Mills, who sailed to gold at Rio 2016, has been chosen to carry the British flag at the Olympic opening ceremony alongside gold medal-winning rower Mohamed Sbihi.
The 33-year-old Mechanical Engineering graduate, who will be defending her women’s 470 title alongside Eilidh McIntyre in Tokyo, said being chosen was the greatest moment of her career:
“To be asked to carry the flag for Team GB at the opening ceremony of the Olympic Games is not a sentence I ever thought I’d say. When I was told it was completely overwhelming and when I had a moment to think about what it meant I got pretty emotional.”
In 2019, Mills launched the Big Plastic Pledge, which aims to eliminate single-use plastics from sport, while last year she was chosen to be a European Climate Pact Ambassador.

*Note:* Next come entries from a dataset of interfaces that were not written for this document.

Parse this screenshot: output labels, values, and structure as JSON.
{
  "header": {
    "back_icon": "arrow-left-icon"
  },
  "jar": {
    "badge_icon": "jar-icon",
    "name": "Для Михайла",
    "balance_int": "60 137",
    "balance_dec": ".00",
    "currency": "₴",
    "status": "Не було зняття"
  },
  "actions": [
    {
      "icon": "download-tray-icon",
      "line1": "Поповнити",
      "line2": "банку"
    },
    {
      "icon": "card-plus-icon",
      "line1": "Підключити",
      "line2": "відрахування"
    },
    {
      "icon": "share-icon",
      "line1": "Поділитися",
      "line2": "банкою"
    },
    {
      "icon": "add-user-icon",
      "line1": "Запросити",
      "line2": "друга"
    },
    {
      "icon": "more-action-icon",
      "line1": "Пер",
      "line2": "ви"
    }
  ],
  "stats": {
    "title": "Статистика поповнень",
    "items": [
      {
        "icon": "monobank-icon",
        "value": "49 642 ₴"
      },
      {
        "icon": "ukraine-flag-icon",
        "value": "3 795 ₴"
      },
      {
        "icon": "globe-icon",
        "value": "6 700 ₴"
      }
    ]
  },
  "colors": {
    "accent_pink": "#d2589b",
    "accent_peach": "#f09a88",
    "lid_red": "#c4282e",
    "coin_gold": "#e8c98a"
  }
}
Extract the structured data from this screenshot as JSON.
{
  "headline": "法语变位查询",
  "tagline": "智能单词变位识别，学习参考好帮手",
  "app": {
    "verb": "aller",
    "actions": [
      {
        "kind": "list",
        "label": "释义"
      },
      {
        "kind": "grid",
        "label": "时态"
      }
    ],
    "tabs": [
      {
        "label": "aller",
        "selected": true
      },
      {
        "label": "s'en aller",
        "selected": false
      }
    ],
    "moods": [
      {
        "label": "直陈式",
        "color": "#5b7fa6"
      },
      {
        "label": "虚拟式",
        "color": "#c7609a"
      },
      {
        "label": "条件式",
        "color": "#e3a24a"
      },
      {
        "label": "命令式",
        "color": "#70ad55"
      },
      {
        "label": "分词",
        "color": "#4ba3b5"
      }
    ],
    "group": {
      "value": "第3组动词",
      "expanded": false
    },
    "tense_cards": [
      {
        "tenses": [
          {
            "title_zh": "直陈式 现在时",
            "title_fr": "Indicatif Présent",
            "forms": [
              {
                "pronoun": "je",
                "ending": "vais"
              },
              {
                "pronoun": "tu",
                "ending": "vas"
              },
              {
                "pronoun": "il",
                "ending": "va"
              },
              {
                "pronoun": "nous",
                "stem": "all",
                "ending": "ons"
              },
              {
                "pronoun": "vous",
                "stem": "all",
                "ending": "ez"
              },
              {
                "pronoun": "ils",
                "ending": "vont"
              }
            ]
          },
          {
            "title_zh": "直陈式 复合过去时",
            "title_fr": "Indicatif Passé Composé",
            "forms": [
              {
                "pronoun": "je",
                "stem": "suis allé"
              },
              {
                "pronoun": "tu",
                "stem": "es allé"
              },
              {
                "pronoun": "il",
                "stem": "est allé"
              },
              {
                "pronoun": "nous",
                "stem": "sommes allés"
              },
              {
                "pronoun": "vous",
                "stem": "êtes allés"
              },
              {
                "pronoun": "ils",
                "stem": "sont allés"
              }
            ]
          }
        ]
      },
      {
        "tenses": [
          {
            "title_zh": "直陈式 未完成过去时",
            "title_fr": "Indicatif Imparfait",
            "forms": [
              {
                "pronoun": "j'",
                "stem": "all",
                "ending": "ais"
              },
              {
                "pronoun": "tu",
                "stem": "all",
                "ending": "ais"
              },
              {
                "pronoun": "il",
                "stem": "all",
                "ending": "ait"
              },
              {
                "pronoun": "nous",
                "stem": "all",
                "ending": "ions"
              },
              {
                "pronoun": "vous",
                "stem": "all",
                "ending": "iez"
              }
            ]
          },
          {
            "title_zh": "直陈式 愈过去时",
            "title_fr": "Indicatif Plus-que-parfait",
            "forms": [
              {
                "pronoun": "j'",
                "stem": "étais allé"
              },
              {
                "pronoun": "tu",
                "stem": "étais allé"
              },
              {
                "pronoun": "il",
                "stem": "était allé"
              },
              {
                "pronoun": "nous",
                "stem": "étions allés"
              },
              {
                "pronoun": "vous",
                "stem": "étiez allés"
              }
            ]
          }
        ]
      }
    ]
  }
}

She's joined in Team GB by fellow medallist Tom Mitchell, 33, who captained Great Britain to Rugby 7s silver in Rio, when the sport made its Olympic debut. Tom, who didn't start playing at a high level until he was at university, where he graduated with a 2.1 in English and Philosophy in 2011, has hailed his players’ resilience after they overcame challenging odds to remain on track for another Olympic title bid.
Long jumper Jazmin Sawyers is hoping to improve on her 8th place finish on her debut at the Rio Olympics in 2016, just weeks after she graduated with a 2.1 in Law. The keen singer, 27, who has also appeared on The Voice, enters the Games in fine form having recorded a 6.90m personal best in California in June 2021 and followed up by retaining her British crown.
Heading to his third Olympics is 110m hurdler Andrew Pozzi, a MSc Management graduate. The 29-year-old reached the 110m hurdles semi-finals at Rio 2016 and has since tasted gold medal success on the international stage by winning the 60m hurdles at the 2018 World Indoor Championships in Birmingham. Silver at the 2021 European Indoors demonstrated fine form ahead of Tokyo as he looks to be among the medal contenders.
Rower Angus Groom will once again represent Team GB in the men’s quadruple skulls. The 29-year-old, who completed a Masters in Stem Cells and Regeneration in 2018, was part of the four-man crew who came fifth in Rio. He joins Britain's 45-strong rowing team as they bid to enter the record books.
Heading to Tokyo for the Paralympics, which get underway on 24 August, is Law graduate Dan Bethell, who will compete in the badminton – which is being included in the games for the first time. The 25-year-old's badminton career is blossoming and his SL3 World Championship silver back in 2019 means he’ll be aiming for a podium finish in Tokyo.
Dan will be joined at the Paralympics by triathlete Michael Taylor, 25, who has just completed the first year of his medical degree. Michael, a two-time GBR Paratriathlon national champion and fresh from winning gold at World Triathlon Para Cup last month, is taking part in the para-triathlon PTS4.
Many of the athletes competing in Tokyo have been part of the University of Bristol's Performance Squad, a programme designed to support talented athletes’ dual career aspirations during their time at university, helping them to balance academic work and sporting commitments.
Matt Paine, Performance Sport Manager at the University, said:
"It's really exciting to have so many students past and present competing in Tokyo. We're hugely proud of their achievements so far, especially given the year-long delay caused by the pandemic.
"Past and present University of Bristol students won a total of three medals at Rio 2016 and five medals at London 2012, which was a huge achievement, so fingers crossed for similar success in Tokyo this summer."